The Shape's the Thing: Klinsmann Adopts a 4-4-2
Jurgen Klinsmann mixed things up against Mexico, and it seemed to catch the visitors off-guard. ASN deputy editor Noah Davis spoke to the coach and players about the U.S.'s tactical adjustment.
BY Noah Davis PostedGLENDALE, Ariz.—The biggest surprise when U.S. Soccer announced the Starting XI against Mexico wasn't that Tony Beltran got the nod over DeAndre Yedlin. It wasn't the absence of Landon Donovan (especially in retrospect after word of the tendinitis in his left knee trickled out post game). It was the formation. Instead of going with its standard 4-2-3-1, the Americans played a 4-4-2 featuring a diamond midfield with Michael Bradley at the top and Kyle Beckerman at the base. The change was designed to do two things: give the lone forward help and facilitate Bradley's ability to freelance. "The hope was that he gets into the box," head coach Jurgen Klinsmann said after the 2-2 draw. "The hope is that he is actually dangerous to score and gives Clint [Dempsey and Chris Wondolowski] help. Often, we had situations where we didn't give enough support to our forwards. When you look at Jozy [Altidore], often we had him disconnected." In a dominating first half, the plan worked perfectly. Beckerman sat just above the center back tandem of Matt Besler and Omar Gonzalez, doing the "dirty work" in the words of Landon Donovan, breaking up Mexican forays forward in that way he does so well. The Real Salt Lake captain was brilliant as the second-to-last line of defense and able to release pressure with smart passes after he won the ball. His counterpart ran box-to-box, tracking all the way back to pick up the ball from the center backs when necessary and, freed of many of his defensive responsibilities, keying the attack. "He was able to get into the attack, get close to goal, be effective," Beckerman said. "It was really just fun." Whereas Bradley and Jermaine Jones work as two pistons, often misaligned, Bradley and Beckerman were more akin to an anchor and a free-floating buoy. The U.S.'s second goal served as a perfect example of how the system should work. It came when Bradley made a long run into the box and flicked on a cross from an overlapping Tony Beltran. Bradley didn't put it on net but instead across the face of the goal where Wondolowski finished the play with aplomb. It showed everything that makes Bradley Bradley: timing, ability, understanding, and vision. As a whole, the Toronto FC midfielder was happy with his role. "You're playing with a guy in Kyle who does a good job in taking care of things and being disciplined," he said. "It gives me more freedom to be mobile, to be on the move, to get forward, to be up and down, to be more two-way.

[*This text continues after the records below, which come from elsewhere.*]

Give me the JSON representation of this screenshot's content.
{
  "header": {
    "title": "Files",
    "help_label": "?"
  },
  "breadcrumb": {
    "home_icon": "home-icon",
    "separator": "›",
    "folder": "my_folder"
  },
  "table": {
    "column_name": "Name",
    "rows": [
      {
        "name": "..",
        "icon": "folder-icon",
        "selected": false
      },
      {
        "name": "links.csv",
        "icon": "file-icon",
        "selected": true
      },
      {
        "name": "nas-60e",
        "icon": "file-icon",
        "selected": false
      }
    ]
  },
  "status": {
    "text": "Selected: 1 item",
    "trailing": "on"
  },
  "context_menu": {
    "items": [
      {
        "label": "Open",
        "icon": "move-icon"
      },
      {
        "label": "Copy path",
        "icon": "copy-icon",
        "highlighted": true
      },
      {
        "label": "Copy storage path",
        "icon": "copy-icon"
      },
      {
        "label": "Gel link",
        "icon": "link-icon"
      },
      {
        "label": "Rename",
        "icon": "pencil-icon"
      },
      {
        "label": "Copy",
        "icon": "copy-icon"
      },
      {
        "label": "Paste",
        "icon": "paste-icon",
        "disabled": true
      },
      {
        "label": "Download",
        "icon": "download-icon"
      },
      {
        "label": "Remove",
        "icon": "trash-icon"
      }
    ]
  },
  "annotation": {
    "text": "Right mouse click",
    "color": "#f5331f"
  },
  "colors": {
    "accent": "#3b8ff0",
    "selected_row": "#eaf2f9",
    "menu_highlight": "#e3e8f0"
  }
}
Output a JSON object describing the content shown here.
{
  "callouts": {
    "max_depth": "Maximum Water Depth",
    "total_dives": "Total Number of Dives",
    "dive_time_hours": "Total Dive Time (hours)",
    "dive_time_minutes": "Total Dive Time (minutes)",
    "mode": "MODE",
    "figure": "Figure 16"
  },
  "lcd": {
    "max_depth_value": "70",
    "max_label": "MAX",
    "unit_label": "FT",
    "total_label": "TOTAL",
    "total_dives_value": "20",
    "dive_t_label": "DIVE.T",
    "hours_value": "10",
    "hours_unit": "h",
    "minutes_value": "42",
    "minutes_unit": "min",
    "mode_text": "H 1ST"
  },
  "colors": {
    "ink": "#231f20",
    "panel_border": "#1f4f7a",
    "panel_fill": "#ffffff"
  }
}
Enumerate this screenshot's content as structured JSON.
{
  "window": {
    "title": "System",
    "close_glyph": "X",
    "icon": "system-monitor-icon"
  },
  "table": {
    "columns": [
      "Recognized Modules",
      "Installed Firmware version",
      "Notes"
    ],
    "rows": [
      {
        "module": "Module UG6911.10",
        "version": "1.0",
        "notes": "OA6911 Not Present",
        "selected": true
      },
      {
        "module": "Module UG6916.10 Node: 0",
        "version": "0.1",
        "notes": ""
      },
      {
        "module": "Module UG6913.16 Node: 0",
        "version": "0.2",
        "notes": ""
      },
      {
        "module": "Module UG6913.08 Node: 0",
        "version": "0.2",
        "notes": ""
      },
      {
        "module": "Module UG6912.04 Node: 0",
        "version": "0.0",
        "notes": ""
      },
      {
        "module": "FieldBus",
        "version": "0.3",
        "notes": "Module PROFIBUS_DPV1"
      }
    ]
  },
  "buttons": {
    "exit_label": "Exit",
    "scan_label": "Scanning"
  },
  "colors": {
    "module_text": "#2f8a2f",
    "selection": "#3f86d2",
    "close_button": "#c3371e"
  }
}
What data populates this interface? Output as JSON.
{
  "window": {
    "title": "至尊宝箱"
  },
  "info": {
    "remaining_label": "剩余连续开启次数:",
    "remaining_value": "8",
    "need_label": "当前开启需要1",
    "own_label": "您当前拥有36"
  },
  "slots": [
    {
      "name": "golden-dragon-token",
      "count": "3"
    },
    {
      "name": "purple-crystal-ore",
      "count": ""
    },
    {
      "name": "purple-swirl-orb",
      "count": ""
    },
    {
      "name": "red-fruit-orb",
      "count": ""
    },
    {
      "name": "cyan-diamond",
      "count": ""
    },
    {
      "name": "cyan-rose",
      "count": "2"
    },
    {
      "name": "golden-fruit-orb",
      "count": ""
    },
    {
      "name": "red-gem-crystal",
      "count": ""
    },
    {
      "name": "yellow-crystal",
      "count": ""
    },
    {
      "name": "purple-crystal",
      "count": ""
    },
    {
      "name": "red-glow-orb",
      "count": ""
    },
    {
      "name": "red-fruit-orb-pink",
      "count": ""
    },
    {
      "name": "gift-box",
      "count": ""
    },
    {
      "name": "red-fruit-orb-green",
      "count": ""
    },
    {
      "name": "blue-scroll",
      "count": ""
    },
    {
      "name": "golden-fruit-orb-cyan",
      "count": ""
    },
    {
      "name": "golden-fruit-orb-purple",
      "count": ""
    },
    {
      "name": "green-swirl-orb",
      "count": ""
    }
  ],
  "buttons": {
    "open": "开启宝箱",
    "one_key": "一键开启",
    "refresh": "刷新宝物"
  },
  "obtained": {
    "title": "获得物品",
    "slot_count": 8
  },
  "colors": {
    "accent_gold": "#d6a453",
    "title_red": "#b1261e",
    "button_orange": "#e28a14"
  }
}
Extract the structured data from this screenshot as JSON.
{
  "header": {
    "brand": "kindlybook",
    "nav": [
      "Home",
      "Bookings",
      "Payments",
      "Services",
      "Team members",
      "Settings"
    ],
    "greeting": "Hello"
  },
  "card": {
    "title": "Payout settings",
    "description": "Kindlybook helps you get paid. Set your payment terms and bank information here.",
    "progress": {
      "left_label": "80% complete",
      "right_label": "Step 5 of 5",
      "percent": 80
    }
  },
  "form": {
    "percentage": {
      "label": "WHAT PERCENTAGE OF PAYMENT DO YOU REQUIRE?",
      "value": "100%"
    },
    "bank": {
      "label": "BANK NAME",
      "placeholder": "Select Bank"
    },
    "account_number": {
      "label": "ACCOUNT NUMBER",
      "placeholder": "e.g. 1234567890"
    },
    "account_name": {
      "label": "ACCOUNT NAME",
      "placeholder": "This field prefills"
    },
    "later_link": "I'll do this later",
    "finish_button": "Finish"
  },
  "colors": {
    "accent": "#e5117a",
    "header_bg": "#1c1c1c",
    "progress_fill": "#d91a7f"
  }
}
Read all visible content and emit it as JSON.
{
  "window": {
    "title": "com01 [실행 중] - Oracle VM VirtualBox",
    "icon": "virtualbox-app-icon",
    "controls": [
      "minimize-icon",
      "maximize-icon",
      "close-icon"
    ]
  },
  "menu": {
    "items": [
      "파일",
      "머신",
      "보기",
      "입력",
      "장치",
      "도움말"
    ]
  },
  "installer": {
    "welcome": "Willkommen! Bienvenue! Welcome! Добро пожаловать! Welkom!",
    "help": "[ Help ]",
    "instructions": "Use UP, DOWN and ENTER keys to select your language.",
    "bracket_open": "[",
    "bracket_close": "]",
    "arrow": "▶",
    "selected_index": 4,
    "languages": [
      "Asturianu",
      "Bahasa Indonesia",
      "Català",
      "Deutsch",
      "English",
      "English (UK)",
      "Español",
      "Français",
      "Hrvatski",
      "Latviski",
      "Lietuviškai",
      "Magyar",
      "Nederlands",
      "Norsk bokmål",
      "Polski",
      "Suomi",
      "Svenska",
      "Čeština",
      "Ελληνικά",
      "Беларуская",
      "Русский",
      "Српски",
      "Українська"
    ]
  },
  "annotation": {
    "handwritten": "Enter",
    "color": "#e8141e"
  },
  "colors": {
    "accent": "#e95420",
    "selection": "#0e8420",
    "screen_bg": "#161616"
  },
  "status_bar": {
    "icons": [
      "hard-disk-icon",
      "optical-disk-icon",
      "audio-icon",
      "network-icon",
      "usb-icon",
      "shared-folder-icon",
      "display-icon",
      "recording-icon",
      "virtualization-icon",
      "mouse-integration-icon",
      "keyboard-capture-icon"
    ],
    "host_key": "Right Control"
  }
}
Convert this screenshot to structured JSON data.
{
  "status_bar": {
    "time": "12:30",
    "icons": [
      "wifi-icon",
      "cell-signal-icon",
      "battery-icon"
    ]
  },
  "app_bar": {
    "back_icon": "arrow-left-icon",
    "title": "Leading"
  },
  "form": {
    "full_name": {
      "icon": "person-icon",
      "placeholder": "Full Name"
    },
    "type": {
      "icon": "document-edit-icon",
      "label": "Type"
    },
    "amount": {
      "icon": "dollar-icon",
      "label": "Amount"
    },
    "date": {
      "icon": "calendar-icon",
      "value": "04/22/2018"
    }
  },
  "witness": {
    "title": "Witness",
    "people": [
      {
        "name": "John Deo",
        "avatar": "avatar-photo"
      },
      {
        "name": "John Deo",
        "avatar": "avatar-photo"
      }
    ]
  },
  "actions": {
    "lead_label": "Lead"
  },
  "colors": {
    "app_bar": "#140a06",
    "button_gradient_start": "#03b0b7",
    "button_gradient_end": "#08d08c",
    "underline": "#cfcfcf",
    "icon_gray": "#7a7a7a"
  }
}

There's no doubt that I enjoy that." The question is whether it will continue. Klinsmann clearly wants to play Bradley and Jones, which will necessitate reverting back to the five-man midfield or keeping the four-man line but tasking Bradley, who is more disciplined than Jones, with holding back more. That, obviously, negates the tactical advantages on display against Mexico. The 4-4-2 has its own flaws. The formation can get too narrow if the wingers like Graham Zusi and Brad Davis don't get wide enough, which is a tendency for the U.S., or if the fullbacks don't overlap. Klinsmann made sure to note how successfully Beltran especially but also Michael Parkhurst were in doing so against El Tri. They might struggle to do so, however, against stiffer competition where the Americans have less of the ball. There's also the concern of falling victim to a lightning-fast counter attack. Yes, we are talking about you, Cristiano Ronaldo. And, probably, like the entire German team, too. And Ghana while we're at it. But Klinsmann likes the ability of the formation to get players into the attack. "If we have two guys to play into up front and Michael joins them then guys in the half position like Graham and Brad Davis go forward as well," he said. That's been a weakness for the Americans in the past, as Altidore languishes without any support. In some sense, improving the attack could also make the defense better by putting more pressure on the position. In the first half – one of the best 45-minute periods the Americans have put together–they moved the ball quickly, passed crisply, and played with a pace that Mexico could not match. That's not something you would have said about the U.S. many times in the past. It was partially simply playing well, but the formation had an effect as well. So yes, the 4-4-2 has a future for a number of reasons. The biggest one might not even have anything to do with specific games or opponents. Merely the threat of an effective 4-4-2 in addition to the well-trod 4-2-3-1 gives the Americans flexibility and forces teams to game plan for more options, thus limiting the time they can spend focusing on individual ones. Brazil, after all, isn't a one-off; it's a three-match tournament with two winners. "We need to have two, if not three different systems, for the World Cup to hopefully confuse our opponents a little bit," Klinsmann said. If his plan succeeds, he'll need formations for at least four games. Noah Davis is ASN's deputy editor. Follow him on Twitter at @noahedavis.
April 03, 2014
April 03, 2014